It was a dark and stormy night. ::Cue thunder cracking:: Danger lurked all around. You little dog has been here before, but there has always been uncertainty lurking in the shadows. She knows this because her person is there (you), comforting her, reassuring her that you won't let the monsters get to her, but, there ARE monsters out there. Luckily for her, you've been there EVERY TIME and swept her away from her near death experience when the boogie men (dogs/strangers/etc) have appeared, but next time.....who knows. It's a scary world out there, and she's not sure she could ever do it without you. The monster appears (cue crazy labrador running with his owner), full charge, breathing fire. She alerts her trusty human, sure that this time there will be no escape. Just death stares her in the face, but she narrowly escapes by you plucking her from the uncertainty of this foreign land known as the sidewalk.

1. Your little dog can be brave, but you have to prove it to them.

Of course being up high in your arms is safe, but you don't want them to live a life being afraid of what could happen with their feet on the ground. Starting from a young age, having them walk, letting them be startled a little by the world around them, and then seeing time after time that nothing will happen to them will build incredible confidence in your dog. Being brave means overcoming your fears, for all of us!

2. Free rides, courtesy of the fully trained owner.

Sometimes it's not always about fear, sometimes routine will get the best of us all. I mean, why walk when you can fly (or in this case be carried)? Don't let the habit of picking up your little dog because it's easier than getting the leash become an excuse for them to never have to walk on their own.

3. Exercise is good for the mind and body.

Not just for overweight dogs, but ANY dog.
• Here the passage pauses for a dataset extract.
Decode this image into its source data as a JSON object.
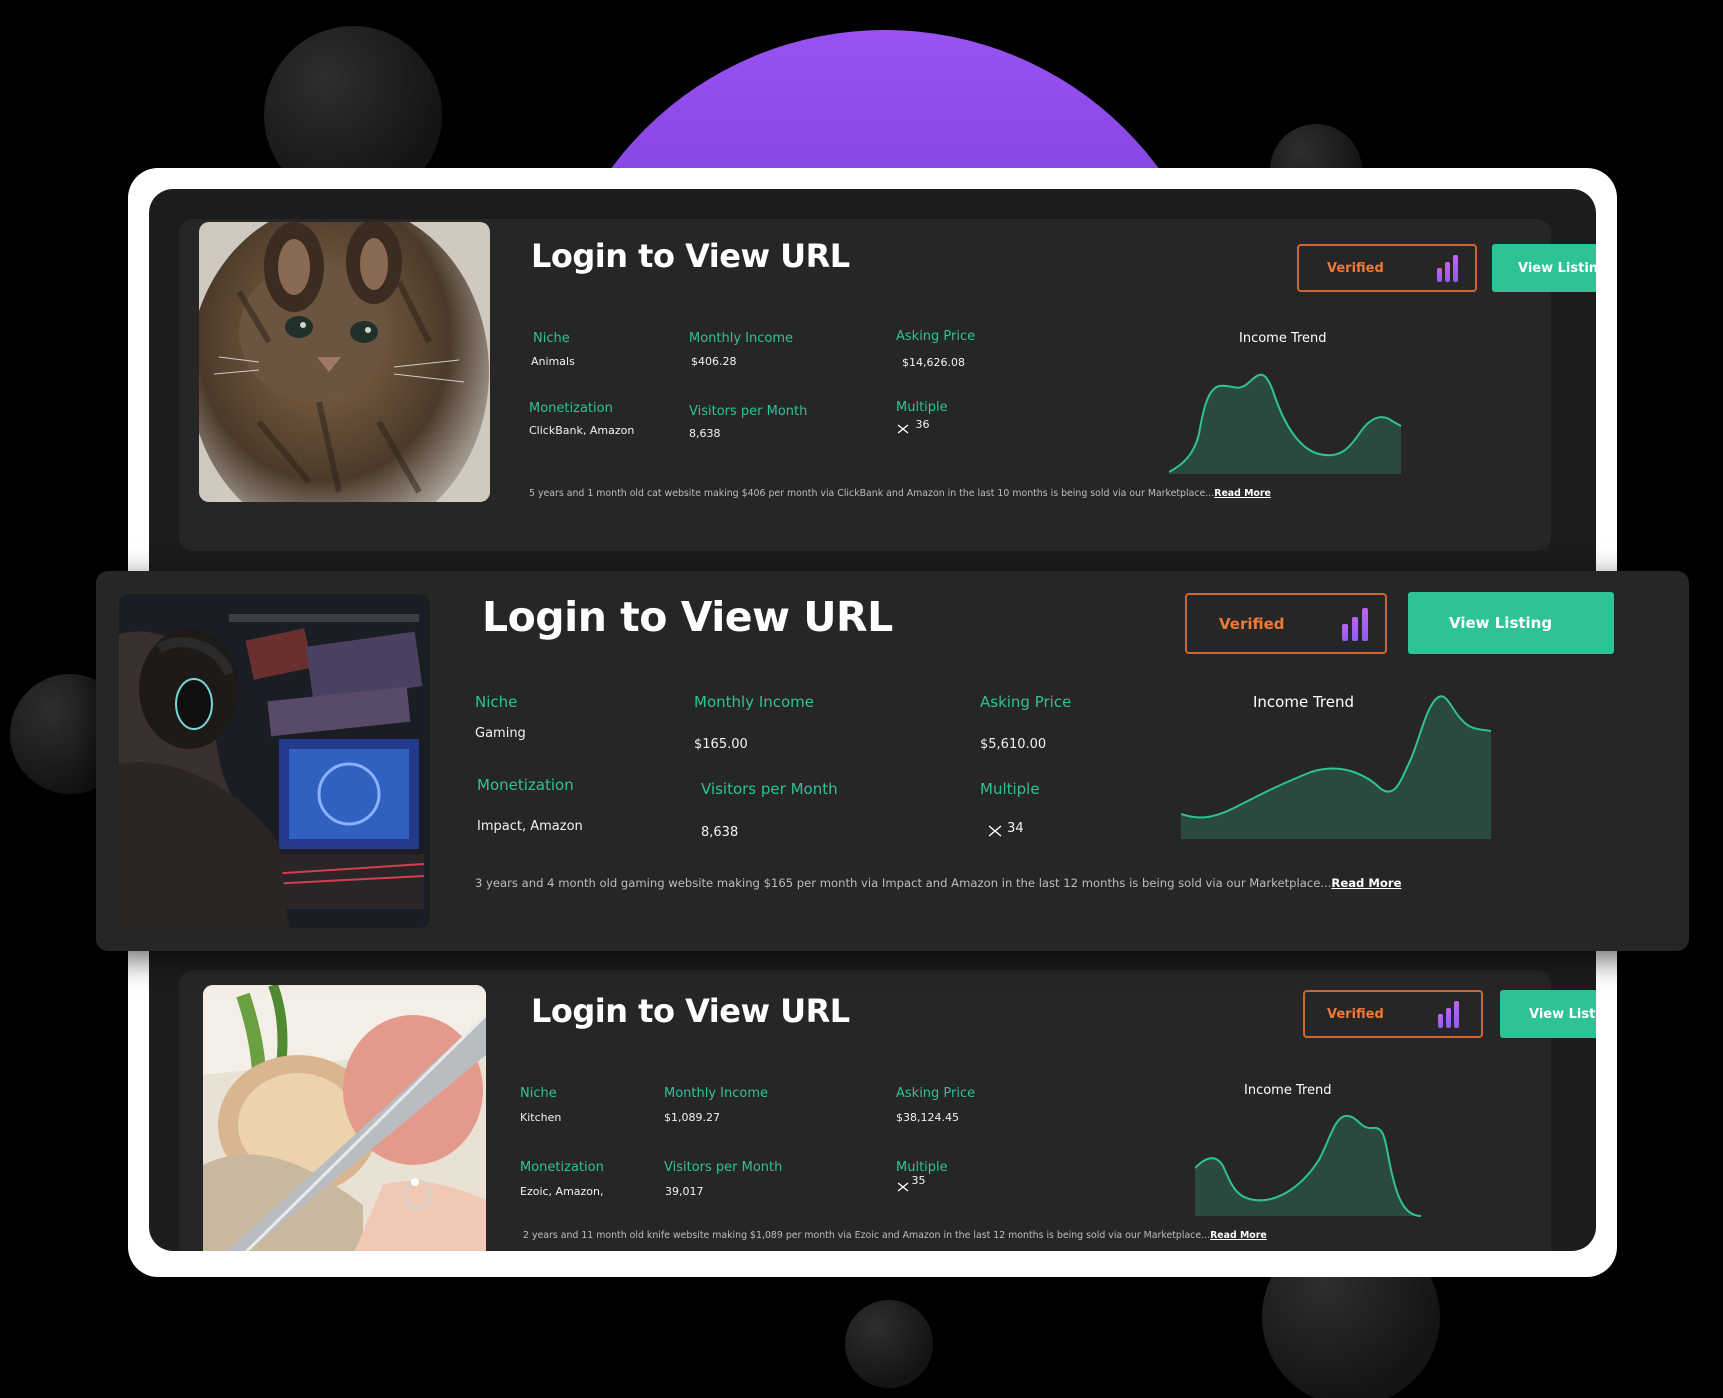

Exercise is important and often running around the house does not count the same way that running errands and running on the treadmill are not interchangeable! It's good for their little systems, brain and muscle function to get out there and do a little jogging at human pace!

4. Getting a complex
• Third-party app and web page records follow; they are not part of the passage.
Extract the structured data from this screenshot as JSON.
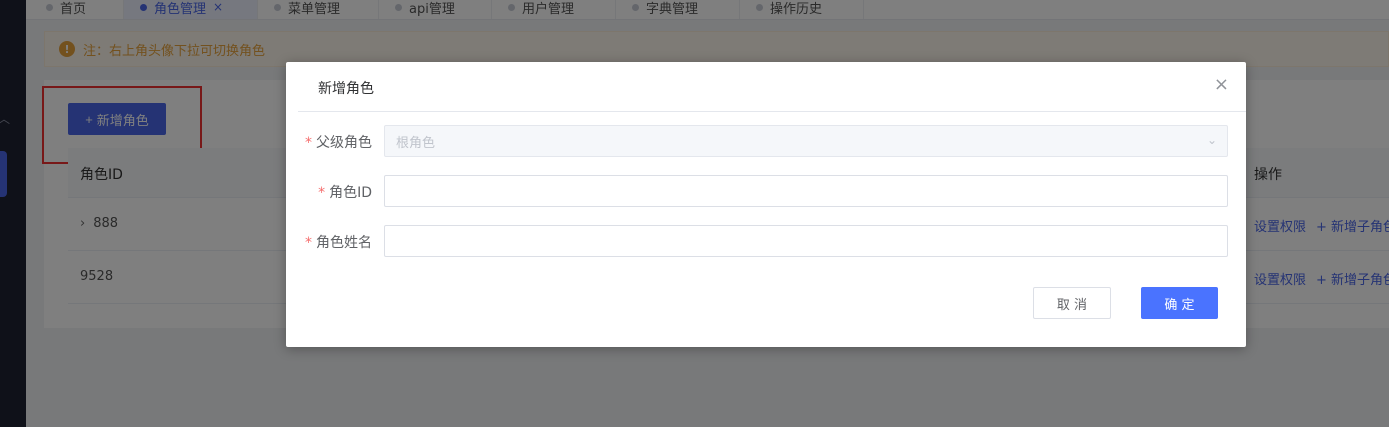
{
  "tabs": [
    {
      "label": "首页"
    },
    {
      "label": "角色管理",
      "close": "×"
    },
    {
      "label": "菜单管理"
    },
    {
      "label": "api管理"
    },
    {
      "label": "用户管理"
    },
    {
      "label": "字典管理"
    },
    {
      "label": "操作历史"
    }
  ],
  "notice": {
    "icon": "!",
    "text": "注：右上角头像下拉可切换角色"
  },
  "toolbar": {
    "add_label": "新增角色",
    "add_icon": "+"
  },
  "table": {
    "headers": {
      "id": "角色ID",
      "ops": "操作"
    },
    "rows": [
      {
        "id": "888",
        "expand": "›",
        "op1": "设置权限",
        "op2": "+ 新增子角色"
      },
      {
        "id": "9528",
        "op1": "设置权限",
        "op2": "+ 新增子角色"
      }
    ]
  },
  "dialog": {
    "title": "新增角色",
    "close": "×",
    "fields": [
      {
        "label": "父级角色",
        "value": "根角色",
        "arrow": "⌄"
      },
      {
        "label": "角色ID",
        "value": ""
      },
      {
        "label": "角色姓名",
        "value": ""
      }
    ],
    "required_mark": "*",
    "cancel_label": "取 消",
    "ok_label": "确 定"
  },
  "colors": {
    "primary": "#4a66e8",
    "warning": "#e6a23c",
    "danger": "#f56c6c",
    "sidebar": "#1f2333"
  }
}
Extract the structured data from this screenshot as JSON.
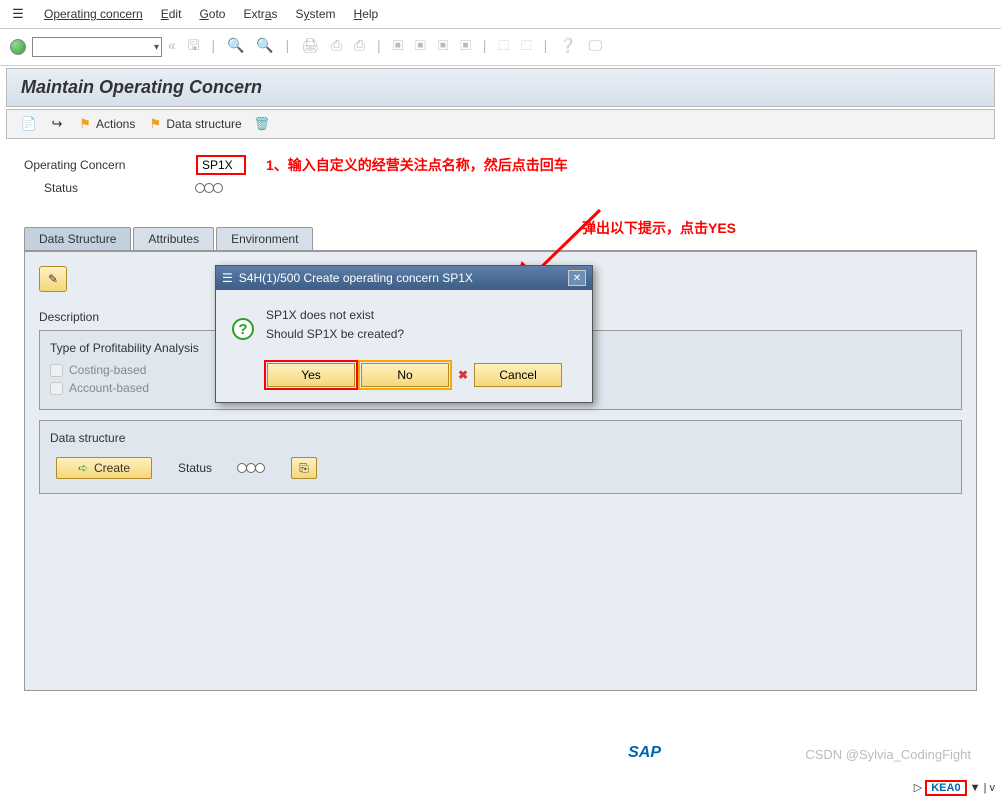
{
  "menu": {
    "i0": "Operating concern",
    "i1": "Edit",
    "i2": "Goto",
    "i3": "Extras",
    "i4": "System",
    "i5": "Help"
  },
  "title": "Maintain Operating Concern",
  "actionbar": {
    "actions": "Actions",
    "datastruct": "Data structure"
  },
  "form": {
    "concern_label": "Operating Concern",
    "concern_value": "SP1X",
    "status_label": "Status"
  },
  "annotations": {
    "a1": "1、输入自定义的经营关注点名称，然后点击回车",
    "a2": "弹出以下提示，点击YES"
  },
  "tabs": {
    "t0": "Data Structure",
    "t1": "Attributes",
    "t2": "Environment"
  },
  "panel": {
    "description": "Description",
    "group1_title": "Type of Profitability Analysis",
    "chk1": "Costing-based",
    "chk2": "Account-based",
    "group2_title": "Data structure",
    "create": "Create",
    "status": "Status"
  },
  "dialog": {
    "title": "S4H(1)/500 Create operating concern SP1X",
    "line1": "SP1X does not exist",
    "line2": "Should SP1X be created?",
    "yes": "Yes",
    "no": "No",
    "cancel": "Cancel"
  },
  "footer": {
    "watermark": "CSDN @Sylvia_CodingFight",
    "tcode": "KEA0",
    "logo": "SAP"
  }
}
I've seen it happen time and time again. Some dogs, especially dominant dogs (even little ones), can let it get to their head when they are physically higher than other dogs, people or anything above ground level. It doesn't even mean holding them, sometimes it can happen from just letting a dominant dog come up on to the couch or bed. Beware that it can bring out the worst in a dog that already sees itself as higher and better than everyone and everything around it.

5. Reinforcing bad behavior
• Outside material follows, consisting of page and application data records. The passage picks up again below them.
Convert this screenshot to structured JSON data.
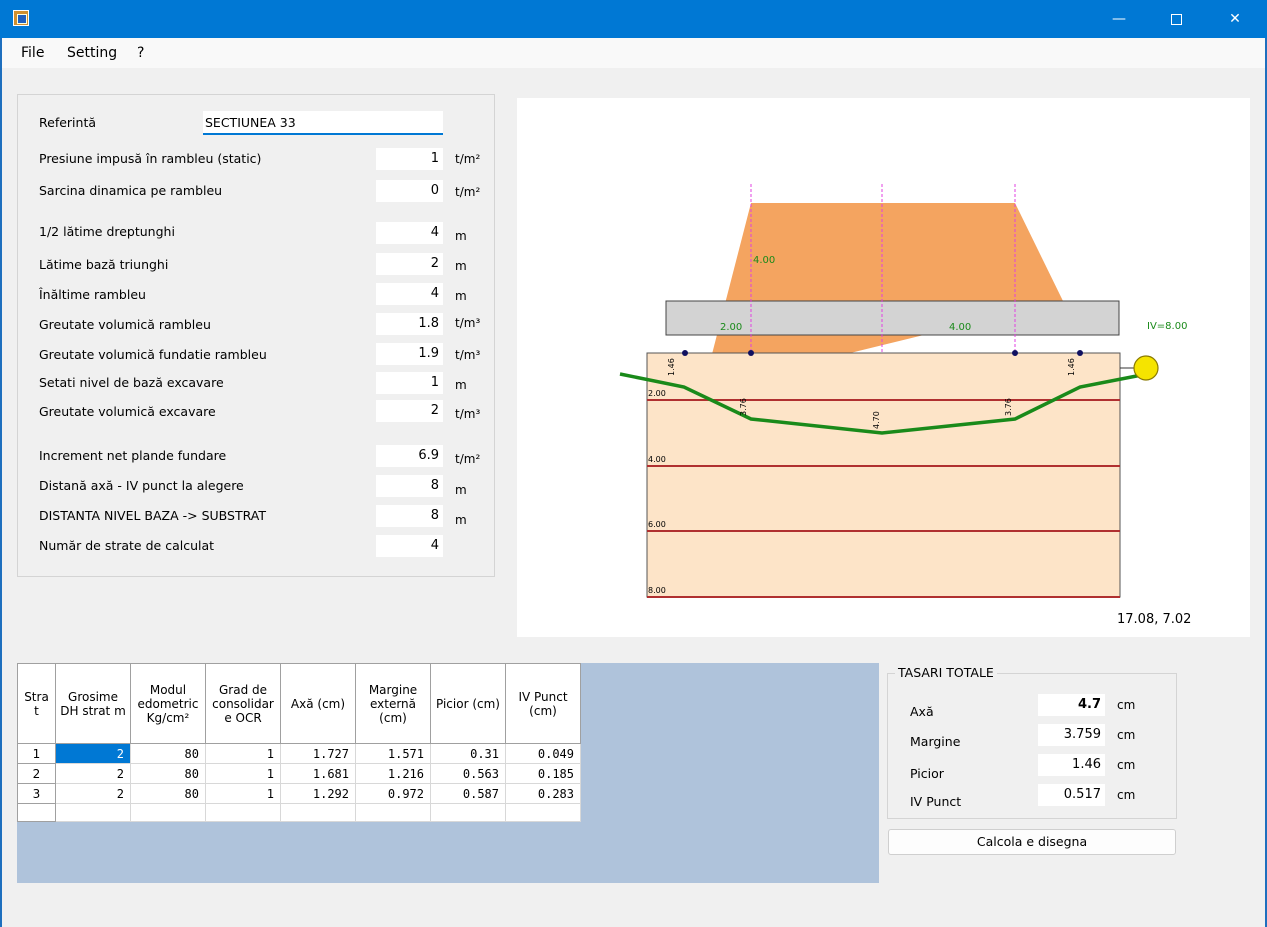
{
  "window": {
    "min_glyph": "—",
    "close_glyph": "✕"
  },
  "menu": [
    "File",
    "Setting",
    "?"
  ],
  "reference": {
    "label": "Referintă",
    "value": "SECTIUNEA 33"
  },
  "params": [
    {
      "label": "Presiune impusă în rambleu (static)",
      "value": "1",
      "unit": "t/m²"
    },
    {
      "label": "Sarcina dinamica pe rambleu",
      "value": "0",
      "unit": "t/m²"
    },
    {
      "label": "1/2 lătime dreptunghi",
      "value": "4",
      "unit": "m"
    },
    {
      "label": "Lătime bază triunghi",
      "value": "2",
      "unit": "m"
    },
    {
      "label": "Înăltime rambleu",
      "value": "4",
      "unit": "m"
    },
    {
      "label": "Greutate volumică rambleu",
      "value": "1.8",
      "unit": "t/m³"
    },
    {
      "label": "Greutate volumică fundatie rambleu",
      "value": "1.9",
      "unit": "t/m³"
    },
    {
      "label": "Setati nivel de bază excavare",
      "value": "1",
      "unit": "m"
    },
    {
      "label": "Greutate volumică excavare",
      "value": "2",
      "unit": "t/m³"
    },
    {
      "label": "Increment net plande fundare",
      "value": "6.9",
      "unit": "t/m²"
    },
    {
      "label": "Distană axă - IV punct la alegere",
      "value": "8",
      "unit": "m"
    },
    {
      "label": "DISTANTA NIVEL BAZA -> SUBSTRAT",
      "value": "8",
      "unit": "m"
    },
    {
      "label": "Număr de strate de calculat",
      "value": "4",
      "unit": ""
    }
  ],
  "drawing": {
    "height_label": "4.00",
    "base_label_left": "2.00",
    "base_label_right": "4.00",
    "iv_label": "IV=8.00",
    "depth_labels": [
      "2.00",
      "4.00",
      "6.00",
      "8.00"
    ],
    "settlement_labels": [
      "1.46",
      "3.76",
      "4.70",
      "3.76",
      "1.46"
    ],
    "coord_readout": "17.08, 7.02",
    "colors": {
      "embankment": "#f4a460",
      "base": "#d3d3d3",
      "soil": "#fde4c8",
      "layer_line": "#b03030",
      "settlement_curve": "#1a8a1a",
      "axis_marks": "#e040e0",
      "marker": "#f5e400"
    }
  },
  "table": {
    "headers": [
      "Stra t",
      "Grosime DH strat m",
      "Modul edometric Kg/cm²",
      "Grad de consolidar e OCR",
      "Axă (cm)",
      "Margine externă (cm)",
      "Picior (cm)",
      "IV Punct (cm)"
    ],
    "rows": [
      [
        "1",
        "2",
        "80",
        "1",
        "1.727",
        "1.571",
        "0.31",
        "0.049"
      ],
      [
        "2",
        "2",
        "80",
        "1",
        "1.681",
        "1.216",
        "0.563",
        "0.185"
      ],
      [
        "3",
        "2",
        "80",
        "1",
        "1.292",
        "0.972",
        "0.587",
        "0.283"
      ]
    ]
  },
  "totals": {
    "title": "TASARI TOTALE",
    "items": [
      {
        "label": "Axă",
        "value": "4.7",
        "unit": "cm"
      },
      {
        "label": "Margine",
        "value": "3.759",
        "unit": "cm"
      },
      {
        "label": "Picior",
        "value": "1.46",
        "unit": "cm"
      },
      {
        "label": "IV Punct",
        "value": "0.517",
        "unit": "cm"
      }
    ]
  },
  "calc_button": "Calcola e disegna"
}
It is so rewarding to be held, pet, loved on and told everything is going to be alright by the people that mean the most to you! For people too! However, as a dog, if you are making bad decisions while being held, like continuing to bark, growl, scratch or worse, bite, you are literally reinforcing the bad behavior just by holding them. Now add petting them to 'calm them down' and you've added the icing on the cake for a reward. It does not matter if they are acting out because of fear or dominance or possession, reinforcing the behavior by comforting will never fix the problem. 

Building confidence in your dog is SO important for a healthy mind and body. Most root causes of behavioral problems come from anxiety and lack of confidence. Getting the right training isn't just about fixing the problematic symptoms, it's about addressing the underlying issues.



Have a dog that needs a little confidence big or small? For more information, tips or questions please visit our website at www.dogtrainingredefined.com or email Andrea at Andrea@theanimaldept.com

Andrea Robinson